• **Records provided**:
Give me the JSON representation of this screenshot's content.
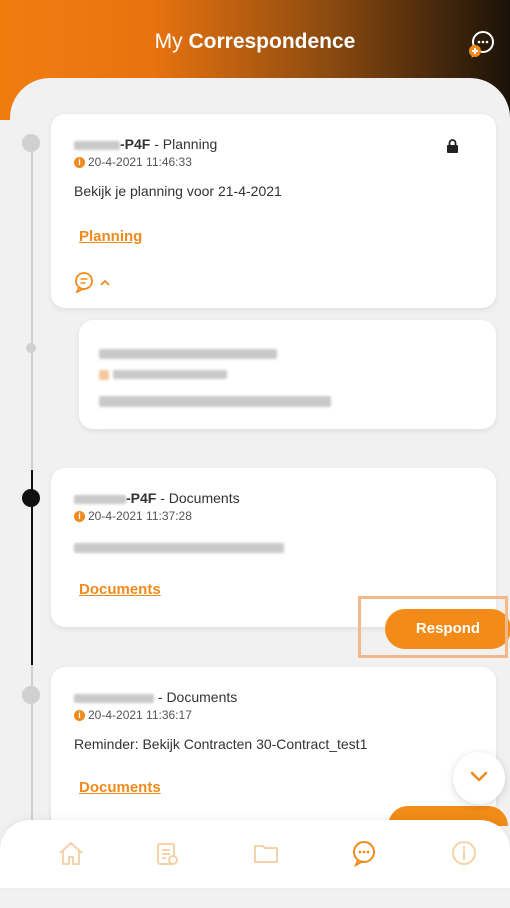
{
  "header": {
    "title_prefix": "My",
    "title_bold": "Correspondence"
  },
  "items": [
    {
      "sender_suffix": "-P4F",
      "category": " - Planning",
      "timestamp": "20-4-2021 11:46:33",
      "message": "Bekijk je planning voor 21-4-2021",
      "link": "Planning",
      "locked": true
    },
    {
      "sender_suffix": "-P4F",
      "category": " - Documents",
      "timestamp": "20-4-2021 11:37:28",
      "link": "Documents",
      "action": "Respond"
    },
    {
      "category": " - Documents",
      "timestamp": "20-4-2021 11:36:17",
      "message": "Reminder: Bekijk Contracten 30-Contract_test1",
      "link": "Documents"
    }
  ],
  "icons": {
    "accent": "#f08a1c",
    "header_action": "chat-plus-icon",
    "nav": [
      "home-icon",
      "clipboard-icon",
      "folder-icon",
      "chat-icon",
      "info-icon"
    ]
  }
}
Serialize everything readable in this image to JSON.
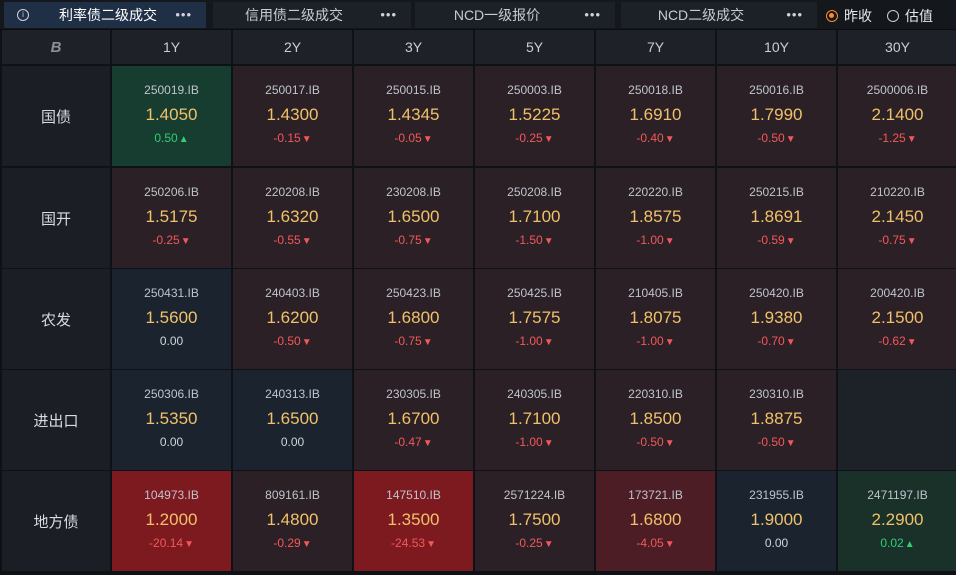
{
  "tabs": [
    {
      "label": "利率债二级成交",
      "active": true
    },
    {
      "label": "信用债二级成交",
      "active": false
    },
    {
      "label": "NCD一级报价",
      "active": false
    },
    {
      "label": "NCD二级成交",
      "active": false
    }
  ],
  "tab_menu_glyph": "•••",
  "info_glyph": "i",
  "radio_options": [
    {
      "label": "昨收",
      "checked": true
    },
    {
      "label": "估值",
      "checked": false
    }
  ],
  "colors": {
    "accent": "#ff8a2b",
    "up": "#2ecf75",
    "down": "#f2585a",
    "yield": "#f0c16a"
  },
  "corner_logo": "B",
  "columns": [
    "1Y",
    "2Y",
    "3Y",
    "5Y",
    "7Y",
    "10Y",
    "30Y"
  ],
  "rows": [
    {
      "label": "国债",
      "cells": [
        {
          "code": "250019.IB",
          "yield": "1.4050",
          "change": "0.50",
          "dir": "up",
          "tone": "c-up"
        },
        {
          "code": "250017.IB",
          "yield": "1.4300",
          "change": "-0.15",
          "dir": "down",
          "tone": "c-down"
        },
        {
          "code": "250015.IB",
          "yield": "1.4345",
          "change": "-0.05",
          "dir": "down",
          "tone": "c-down"
        },
        {
          "code": "250003.IB",
          "yield": "1.5225",
          "change": "-0.25",
          "dir": "down",
          "tone": "c-down"
        },
        {
          "code": "250018.IB",
          "yield": "1.6910",
          "change": "-0.40",
          "dir": "down",
          "tone": "c-down"
        },
        {
          "code": "250016.IB",
          "yield": "1.7990",
          "change": "-0.50",
          "dir": "down",
          "tone": "c-down"
        },
        {
          "code": "2500006.IB",
          "yield": "2.1400",
          "change": "-1.25",
          "dir": "down",
          "tone": "c-down"
        }
      ]
    },
    {
      "label": "国开",
      "cells": [
        {
          "code": "250206.IB",
          "yield": "1.5175",
          "change": "-0.25",
          "dir": "down",
          "tone": "c-down"
        },
        {
          "code": "220208.IB",
          "yield": "1.6320",
          "change": "-0.55",
          "dir": "down",
          "tone": "c-down"
        },
        {
          "code": "230208.IB",
          "yield": "1.6500",
          "change": "-0.75",
          "dir": "down",
          "tone": "c-down"
        },
        {
          "code": "250208.IB",
          "yield": "1.7100",
          "change": "-1.50",
          "dir": "down",
          "tone": "c-down"
        },
        {
          "code": "220220.IB",
          "yield": "1.8575",
          "change": "-1.00",
          "dir": "down",
          "tone": "c-down"
        },
        {
          "code": "250215.IB",
          "yield": "1.8691",
          "change": "-0.59",
          "dir": "down",
          "tone": "c-down"
        },
        {
          "code": "210220.IB",
          "yield": "2.1450",
          "change": "-0.75",
          "dir": "down",
          "tone": "c-down"
        }
      ]
    },
    {
      "label": "农发",
      "cells": [
        {
          "code": "250431.IB",
          "yield": "1.5600",
          "change": "0.00",
          "dir": "flat",
          "tone": "c-flat"
        },
        {
          "code": "240403.IB",
          "yield": "1.6200",
          "change": "-0.50",
          "dir": "down",
          "tone": "c-down"
        },
        {
          "code": "250423.IB",
          "yield": "1.6800",
          "change": "-0.75",
          "dir": "down",
          "tone": "c-down"
        },
        {
          "code": "250425.IB",
          "yield": "1.7575",
          "change": "-1.00",
          "dir": "down",
          "tone": "c-down"
        },
        {
          "code": "210405.IB",
          "yield": "1.8075",
          "change": "-1.00",
          "dir": "down",
          "tone": "c-down"
        },
        {
          "code": "250420.IB",
          "yield": "1.9380",
          "change": "-0.70",
          "dir": "down",
          "tone": "c-down"
        },
        {
          "code": "200420.IB",
          "yield": "2.1500",
          "change": "-0.62",
          "dir": "down",
          "tone": "c-down"
        }
      ]
    },
    {
      "label": "进出口",
      "cells": [
        {
          "code": "250306.IB",
          "yield": "1.5350",
          "change": "0.00",
          "dir": "flat",
          "tone": "c-flat"
        },
        {
          "code": "240313.IB",
          "yield": "1.6500",
          "change": "0.00",
          "dir": "flat",
          "tone": "c-flat"
        },
        {
          "code": "230305.IB",
          "yield": "1.6700",
          "change": "-0.47",
          "dir": "down",
          "tone": "c-down"
        },
        {
          "code": "240305.IB",
          "yield": "1.7100",
          "change": "-1.00",
          "dir": "down",
          "tone": "c-down"
        },
        {
          "code": "220310.IB",
          "yield": "1.8500",
          "change": "-0.50",
          "dir": "down",
          "tone": "c-down"
        },
        {
          "code": "230310.IB",
          "yield": "1.8875",
          "change": "-0.50",
          "dir": "down",
          "tone": "c-down"
        },
        null
      ]
    },
    {
      "label": "地方债",
      "cells": [
        {
          "code": "104973.IB",
          "yield": "1.2000",
          "change": "-20.14",
          "dir": "down",
          "tone": "c-strong-down"
        },
        {
          "code": "809161.IB",
          "yield": "1.4800",
          "change": "-0.29",
          "dir": "down",
          "tone": "c-down"
        },
        {
          "code": "147510.IB",
          "yield": "1.3500",
          "change": "-24.53",
          "dir": "down",
          "tone": "c-strong-down"
        },
        {
          "code": "2571224.IB",
          "yield": "1.7500",
          "change": "-0.25",
          "dir": "down",
          "tone": "c-down"
        },
        {
          "code": "173721.IB",
          "yield": "1.6800",
          "change": "-4.05",
          "dir": "down",
          "tone": "c-mid-down"
        },
        {
          "code": "231955.IB",
          "yield": "1.9000",
          "change": "0.00",
          "dir": "flat",
          "tone": "c-flat"
        },
        {
          "code": "2471197.IB",
          "yield": "2.2900",
          "change": "0.02",
          "dir": "up",
          "tone": "c-up-light"
        }
      ]
    }
  ]
}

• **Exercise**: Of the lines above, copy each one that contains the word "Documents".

• **Completed task**:
      "category": " - Documents",
      "link": "Documents",
      "category": " - Documents",
      "link": "Documents"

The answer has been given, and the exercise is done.